New York Times editorial weighs Argentina for human rights advances
September 16, 2011
The report, by Kathryn Sikkink a political science professor at Minnesota University titled “It has ran out of time to tyrants” developed countries around the world and had made progress in human rights matters unpublished cases of prosecution for those who had committed “crimes against humanity. “ Stresses that this process not seen since the Nuremberg trials in 1949. In turn explains that contrary to popular belief progress in human rights has not caused problems in democratic regimes, on the contrary, it seems that strengthens democracy even to neighboring countries where it is reflected a decline in authoritarianism or repressive practices.
Thus taken as prominent examples in Latin America: “In Latin America, military youth wing only have to look Argentinaand to Chile, countries in which, respectively, 81 and 66 people were convicted of crimes during previous dictatorships to learn lesson that the chances of punishment are greater now than in the past.This may explain why coups are now so rare in this region. ”
He added that “almost all the leaders, when faced with an order of the day, try to turn the page and look to the future.
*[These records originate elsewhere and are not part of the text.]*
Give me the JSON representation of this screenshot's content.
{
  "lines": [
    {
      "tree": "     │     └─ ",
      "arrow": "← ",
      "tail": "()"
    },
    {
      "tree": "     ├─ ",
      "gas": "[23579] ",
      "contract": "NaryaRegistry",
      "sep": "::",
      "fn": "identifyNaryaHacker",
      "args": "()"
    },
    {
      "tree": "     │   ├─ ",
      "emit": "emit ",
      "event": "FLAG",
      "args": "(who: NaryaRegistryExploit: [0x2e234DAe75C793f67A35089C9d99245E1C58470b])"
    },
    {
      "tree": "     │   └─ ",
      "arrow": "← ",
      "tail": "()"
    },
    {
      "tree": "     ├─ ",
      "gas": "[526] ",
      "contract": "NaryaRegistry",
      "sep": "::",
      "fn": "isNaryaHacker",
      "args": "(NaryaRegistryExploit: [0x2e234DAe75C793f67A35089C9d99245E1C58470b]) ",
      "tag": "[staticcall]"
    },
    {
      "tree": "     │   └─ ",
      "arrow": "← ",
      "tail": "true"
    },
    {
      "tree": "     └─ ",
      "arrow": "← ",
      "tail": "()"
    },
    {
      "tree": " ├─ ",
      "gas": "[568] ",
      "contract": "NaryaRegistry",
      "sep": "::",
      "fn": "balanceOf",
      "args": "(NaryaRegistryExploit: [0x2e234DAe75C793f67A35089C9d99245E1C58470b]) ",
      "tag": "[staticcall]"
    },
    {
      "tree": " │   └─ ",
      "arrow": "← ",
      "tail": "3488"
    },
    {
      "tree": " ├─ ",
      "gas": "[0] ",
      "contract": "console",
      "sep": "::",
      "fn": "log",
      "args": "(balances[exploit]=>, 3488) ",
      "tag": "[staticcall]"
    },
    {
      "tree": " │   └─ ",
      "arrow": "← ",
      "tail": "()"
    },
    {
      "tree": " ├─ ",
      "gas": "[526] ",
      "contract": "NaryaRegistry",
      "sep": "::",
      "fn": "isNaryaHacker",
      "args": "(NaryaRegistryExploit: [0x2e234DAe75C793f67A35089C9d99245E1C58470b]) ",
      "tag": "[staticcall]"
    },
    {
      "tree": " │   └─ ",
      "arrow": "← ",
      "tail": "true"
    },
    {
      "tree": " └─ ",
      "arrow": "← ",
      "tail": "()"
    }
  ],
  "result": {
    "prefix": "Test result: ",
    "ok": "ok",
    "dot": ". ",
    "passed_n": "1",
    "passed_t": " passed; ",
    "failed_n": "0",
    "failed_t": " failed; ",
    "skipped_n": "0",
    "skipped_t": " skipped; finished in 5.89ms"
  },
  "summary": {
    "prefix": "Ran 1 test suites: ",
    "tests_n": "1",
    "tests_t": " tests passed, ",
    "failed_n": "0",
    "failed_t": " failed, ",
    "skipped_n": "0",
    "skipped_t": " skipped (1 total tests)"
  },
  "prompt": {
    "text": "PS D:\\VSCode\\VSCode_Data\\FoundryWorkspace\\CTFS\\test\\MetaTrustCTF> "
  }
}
But the demands of justice are very robust and the countries that made their former leaders responsible for episodes occurred, have emerged with greater strength. ”
“The trials of repressors seem to have a deterrent effect beyond the borders. If a number of countries in a region engage in these processes, the neighboring nations also typically show a decrease in the level of repression, but had not entered into trials, “said the editorial.
The report says that “the historical evidence and statistics give us reason to question the critics of the trials for human rights violations.”
“My research, said the specialist, shows that countries in transition, moving from authoritarian to democratic governments, or civil war to peace, where there were prosecutions for violation of human rights eventually became less repressive thantransitional nations without those judgments. ”
In this connection, he highlighted that “if we compare countries like Argentina and Chile, which used the processing for human rights, with Brazil, which did not, I find that the processing is not exacerbated the human rights violations, nor did they threaten democracy or led to more violence. ”
Then “the possibility of punishment and disgrace of the oppressors, make the human rights violations in episodes more expensive, and therefore discouraged in the future who want to engage in them.”
“Since the end of Nuremberg trials in 1949 until the mid-seventies, there was virtually no possibility that the heads of state or government officials were found responsible for violating human rights” recalls the author of the report.
Sikkink concluded: “In the past two decades, the possibility of increased penalties and new government officials certainly will be more careful before deciding to kill or torture their political opponents.”